- _What you should do_: Below is a block of records: output all of them exactly and leave out the pictures.

:: Records to process ::

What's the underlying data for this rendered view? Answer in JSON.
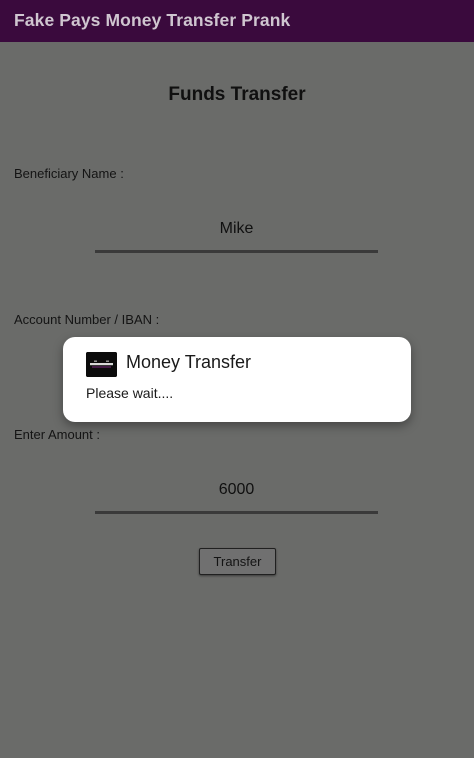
{
  "app_bar": {
    "title": "Fake Pays Money Transfer Prank"
  },
  "form": {
    "title": "Funds Transfer",
    "beneficiary_label": "Beneficiary Name :",
    "beneficiary_value": "Mike",
    "account_label": "Account Number / IBAN :",
    "account_value": "",
    "amount_label": "Enter Amount :",
    "amount_value": "6000",
    "transfer_button_label": "Transfer"
  },
  "dialog": {
    "icon": "app-logo-icon",
    "title": "Money Transfer",
    "message": "Please wait...."
  },
  "colors": {
    "app_bar": "#3a0a3d",
    "scrim_background": "#6a6b69",
    "dialog_background": "#ffffff"
  }
}
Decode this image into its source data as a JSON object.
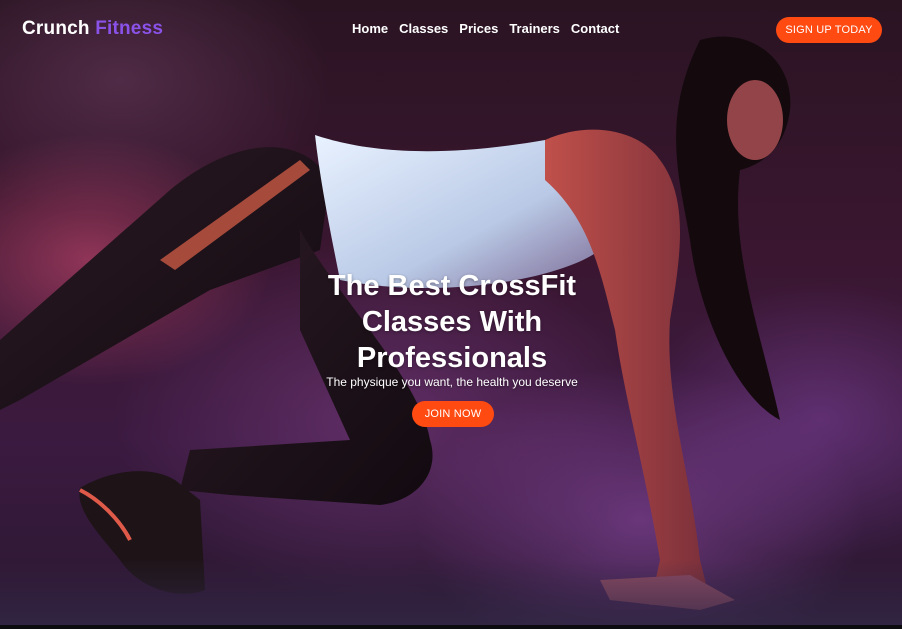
{
  "brand": {
    "name": "Crunch",
    "accent": "Fitness",
    "accent_color": "#8a52e8"
  },
  "nav": {
    "items": [
      "Home",
      "Classes",
      "Prices",
      "Trainers",
      "Contact"
    ]
  },
  "header": {
    "cta_label": "SIGN UP TODAY"
  },
  "hero": {
    "title": "The Best CrossFit Classes With Professionals",
    "subtitle": "The physique you want, the health you deserve",
    "cta_label": "JOIN NOW",
    "background_image": "woman-athlete-sprint-start-pose"
  },
  "colors": {
    "cta": "#ff4a12",
    "background": "#2a1422"
  }
}
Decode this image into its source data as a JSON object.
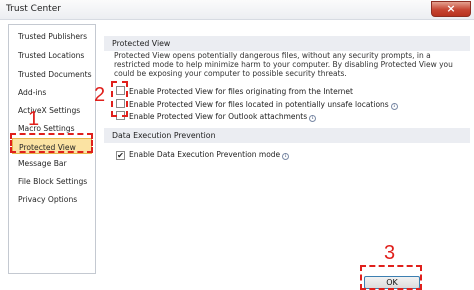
{
  "window": {
    "title": "Trust Center",
    "close_glyph": "×"
  },
  "sidebar": {
    "items": [
      {
        "label": "Trusted Publishers"
      },
      {
        "label": "Trusted Locations"
      },
      {
        "label": "Trusted Documents"
      },
      {
        "label": "Add-ins"
      },
      {
        "label": "ActiveX Settings"
      },
      {
        "label": "Macro Settings"
      },
      {
        "label": "Protected View",
        "selected": true
      },
      {
        "label": "Message Bar"
      },
      {
        "label": "File Block Settings"
      },
      {
        "label": "Privacy Options"
      }
    ]
  },
  "protected_view": {
    "header": "Protected View",
    "description": "Protected View opens potentially dangerous files, without any security prompts, in a restricted mode to help minimize harm to your computer. By disabling Protected View you could be exposing your computer to possible security threats.",
    "options": [
      {
        "label": "Enable Protected View for files originating from the Internet",
        "checked": false
      },
      {
        "label": "Enable Protected View for files located in potentially unsafe locations",
        "checked": false,
        "info": true
      },
      {
        "label": "Enable Protected View for Outlook attachments",
        "checked": false,
        "info": true
      }
    ]
  },
  "data_execution": {
    "header": "Data Execution Prevention",
    "option": {
      "label": "Enable Data Execution Prevention mode",
      "checked": true,
      "info": true
    }
  },
  "footer": {
    "ok_label": "OK"
  },
  "annotations": {
    "step1": "1",
    "step2": "2",
    "step3": "3"
  },
  "icons": {
    "info": "i",
    "check": "✔"
  },
  "colors": {
    "annotation": "#e0201c",
    "selected_bg": "#fbe3a3",
    "close_bg": "#c64532"
  }
}
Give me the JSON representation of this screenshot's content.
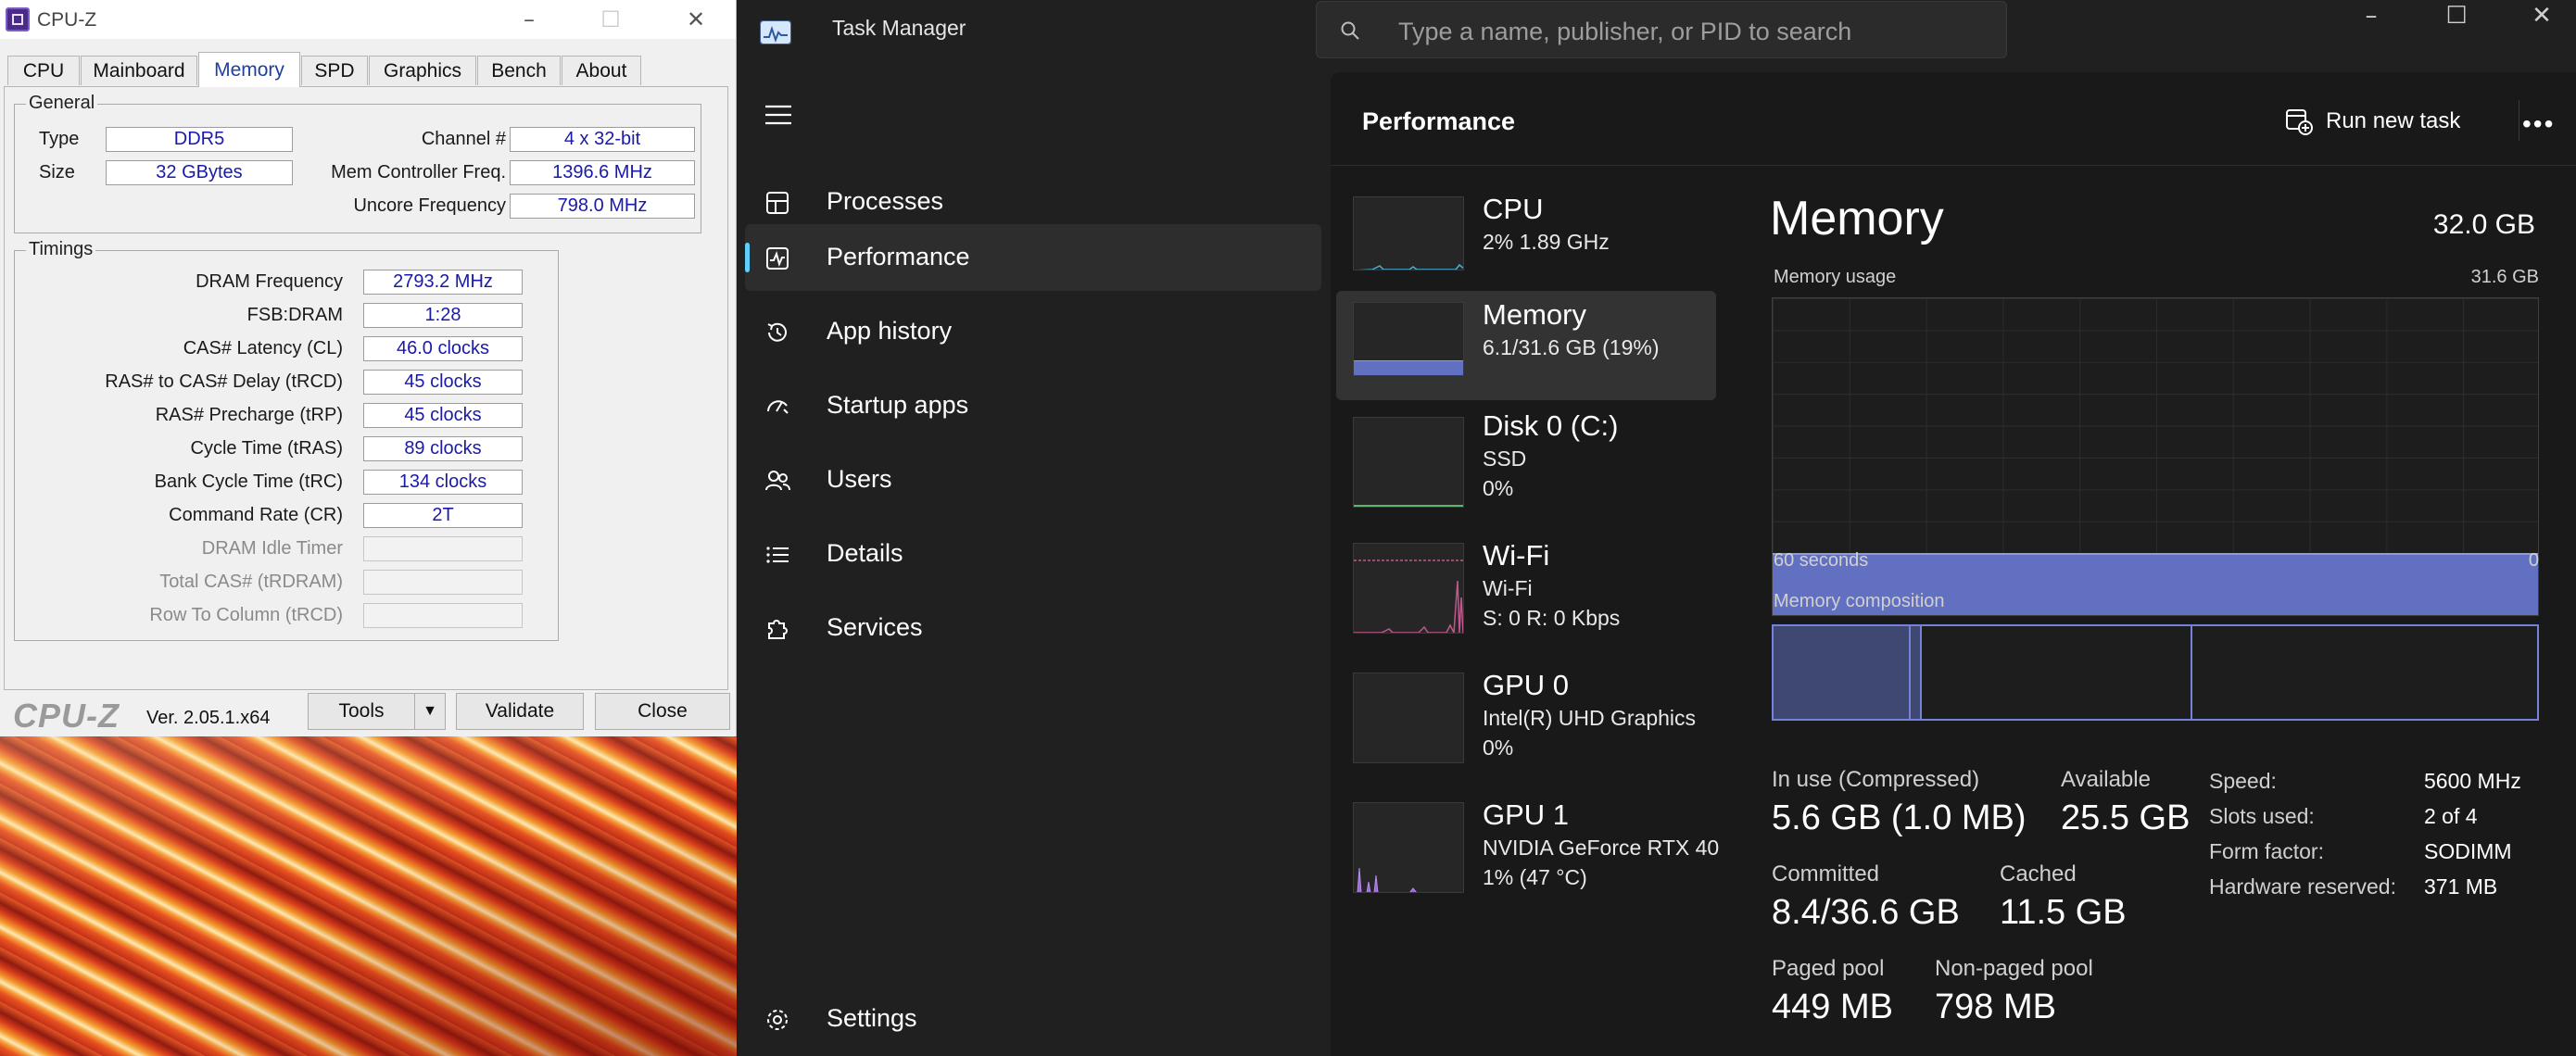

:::

- _Result of the task_:
What's the underlying data for this rendered view? Answer in JSON.
{
  "app_bar": {
    "title": "Fake Pays Money Transfer Prank"
  },
  "form": {
    "title": "Funds Transfer",
    "beneficiary_label": "Beneficiary Name :",
    "beneficiary_value": "Mike",
    "account_label": "Account Number / IBAN :",
    "account_value": "",
    "amount_label": "Enter Amount :",
    "amount_value": "6000",
    "transfer_button_label": "Transfer"
  },
  "dialog": {
    "icon": "app-logo-icon",
    "title": "Money Transfer",
    "message": "Please wait...."
  },
  "colors": {
    "app_bar": "#3a0a3d",
    "scrim_background": "#6a6b69",
    "dialog_background": "#ffffff"
  }
}
Decode this image into its source data as a JSON object.
{
  "brand": {
    "name": "Crunch",
    "accent": "Fitness",
    "accent_color": "#8a52e8"
  },
  "nav": {
    "items": [
      "Home",
      "Classes",
      "Prices",
      "Trainers",
      "Contact"
    ]
  },
  "header": {
    "cta_label": "SIGN UP TODAY"
  },
  "hero": {
    "title": "The Best CrossFit Classes With Professionals",
    "subtitle": "The physique you want, the health you deserve",
    "cta_label": "JOIN NOW",
    "background_image": "woman-athlete-sprint-start-pose"
  },
  "colors": {
    "cta": "#ff4a12",
    "background": "#2a1422"
  }
}
Decode this image into its source data as a JSON object.
{
  "window": {
    "title": "Trust Center",
    "close_glyph": "×"
  },
  "sidebar": {
    "items": [
      {
        "label": "Trusted Publishers"
      },
      {
        "label": "Trusted Locations"
      },
      {
        "label": "Trusted Documents"
      },
      {
        "label": "Add-ins"
      },
      {
        "label": "ActiveX Settings"
      },
      {
        "label": "Macro Settings"
      },
      {
        "label": "Protected View",
        "selected": true
      },
      {
        "label": "Message Bar"
      },
      {
        "label": "File Block Settings"
      },
      {
        "label": "Privacy Options"
      }
    ]
  },
  "protected_view": {
    "header": "Protected View",
    "description": "Protected View opens potentially dangerous files, without any security prompts, in a restricted mode to help minimize harm to your computer. By disabling Protected View you could be exposing your computer to possible security threats.",
    "options": [
      {
        "label": "Enable Protected View for files originating from the Internet",
        "checked": false
      },
      {
        "label": "Enable Protected View for files located in potentially unsafe locations",
        "checked": false,
        "info": true
      },
      {
        "label": "Enable Protected View for Outlook attachments",
        "checked": false,
        "info": true
      }
    ]
  },
  "data_execution": {
    "header": "Data Execution Prevention",
    "option": {
      "label": "Enable Data Execution Prevention mode",
      "checked": true,
      "info": true
    }
  },
  "footer": {
    "ok_label": "OK"
  },
  "annotations": {
    "step1": "1",
    "step2": "2",
    "step3": "3"
  },
  "icons": {
    "info": "i",
    "check": "✔"
  },
  "colors": {
    "annotation": "#e0201c",
    "selected_bg": "#fbe3a3",
    "close_bg": "#c64532"
  }
}
Give me the JSON representation of this screenshot's content.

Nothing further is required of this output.